This program is sponsored for Continuing Education Credits by the Chicago Center for Psychoanalysis. There is no commercial support for this program, nor are there any relationships between the continuing education sponsor, presenting organization, presenter, program content, research, grants or other funding that could be construed as conflicts of interest. Participants are asked to be aware of the need for privacy and confidentiality throughout the program. If the program content becomes stressful, participants are encouraged to process these feelings during discussion periods. The Chicago Center for Psychoanalysis maintains responsibility for this program and its content. CCP is licensed by the state of Illinois to sponsor continuing education credits for Licensed Clinical Social Workers, Licensed Social Workers, Licensed Clinical Professional Counselors, Licensed Professional Counselors, Licensed Marriage and Family Therapy Counselors and Licensed Clinical Psychologists (license no. 159.000941 and 268.000020 and 168.000238 Illinois Dept. of Financial and Professional Regulation).
Professionals holding the aforementioned credentials will receive 2.0 continuing education credits for attending the entire program. To receive these credits a completed evaluation form must be turned in at the end of the presentation and licensed psychologists must first complete a brief exam on the subject matter. No continuing education credit will be given for attending part of the presentation. Refunds for CE credit after the program begins will not be honored. If a participant has special needs or concerns about the program, s/he should contact Toula Kourliouros Kalven by February 25, 2021 at email@example.com
Wilkerson, I. (2020). Caste: The origins of our discontents. New York: Random House.
Ferenczi, S. (1933). Confusion of tongues between adults and children: The language of tenderness and passion. In Final contributions to the problem and methods of psychoanalysis (pp. 156-167). London: Hogarth Press (1955).
Frosh, S. (2013). Hauntings: Psychoanalysis and ghostly transmissions. New York: Palgrave Macmillan.
O’Loughlin, M. and Charles, M. (2015). Fragments of trauma and the social production of suffering.

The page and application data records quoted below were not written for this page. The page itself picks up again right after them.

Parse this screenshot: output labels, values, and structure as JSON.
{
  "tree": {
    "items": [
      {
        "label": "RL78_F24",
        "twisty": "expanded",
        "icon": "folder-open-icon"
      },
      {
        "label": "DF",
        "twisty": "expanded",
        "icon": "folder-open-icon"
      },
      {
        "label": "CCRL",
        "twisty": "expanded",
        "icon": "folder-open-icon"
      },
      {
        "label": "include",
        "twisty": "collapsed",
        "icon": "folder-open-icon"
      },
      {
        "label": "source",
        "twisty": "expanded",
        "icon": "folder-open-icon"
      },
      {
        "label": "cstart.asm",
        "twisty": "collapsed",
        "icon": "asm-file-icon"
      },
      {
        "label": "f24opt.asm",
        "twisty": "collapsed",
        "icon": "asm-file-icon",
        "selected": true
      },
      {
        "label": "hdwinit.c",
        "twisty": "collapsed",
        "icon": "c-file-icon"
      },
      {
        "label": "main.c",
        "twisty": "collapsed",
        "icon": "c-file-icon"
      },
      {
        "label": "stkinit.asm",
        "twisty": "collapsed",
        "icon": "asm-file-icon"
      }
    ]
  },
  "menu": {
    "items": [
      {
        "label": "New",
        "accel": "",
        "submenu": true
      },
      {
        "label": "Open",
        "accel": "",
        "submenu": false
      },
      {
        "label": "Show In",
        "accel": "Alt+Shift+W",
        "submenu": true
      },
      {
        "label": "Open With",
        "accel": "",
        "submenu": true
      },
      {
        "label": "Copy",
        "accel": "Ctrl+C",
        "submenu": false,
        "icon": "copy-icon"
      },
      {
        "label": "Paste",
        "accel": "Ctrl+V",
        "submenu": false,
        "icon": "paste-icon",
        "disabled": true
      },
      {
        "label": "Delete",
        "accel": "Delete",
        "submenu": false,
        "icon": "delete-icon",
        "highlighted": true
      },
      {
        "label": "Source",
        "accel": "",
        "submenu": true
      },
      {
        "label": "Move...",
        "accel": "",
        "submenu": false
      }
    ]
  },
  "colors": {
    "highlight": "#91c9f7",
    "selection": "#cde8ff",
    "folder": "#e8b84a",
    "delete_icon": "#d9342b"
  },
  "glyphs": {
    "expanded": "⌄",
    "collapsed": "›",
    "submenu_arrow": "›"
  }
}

New York: Rowman and Littlefield.
Schutzenberger, A.A. (1998). The ancestor syndrome: Transgenerational psychology and the hidden links in the family tree. London and New York: Routledge Books.
Thandeka (1999). Learning to be white. New York: Continuum Press.
The Chicago Center for Psychoanalysis/CCP Program Committee: Carol Ganzer, PhD, Toula Kourliouros Kalven, Adina Bayuk Keesom, PsyD
The Chicago Center for Psychoanalysis is an IRS 501(C)(3) charitable organization, and expenses may be tax deductible to the extent allowed by law and your personal tax situation.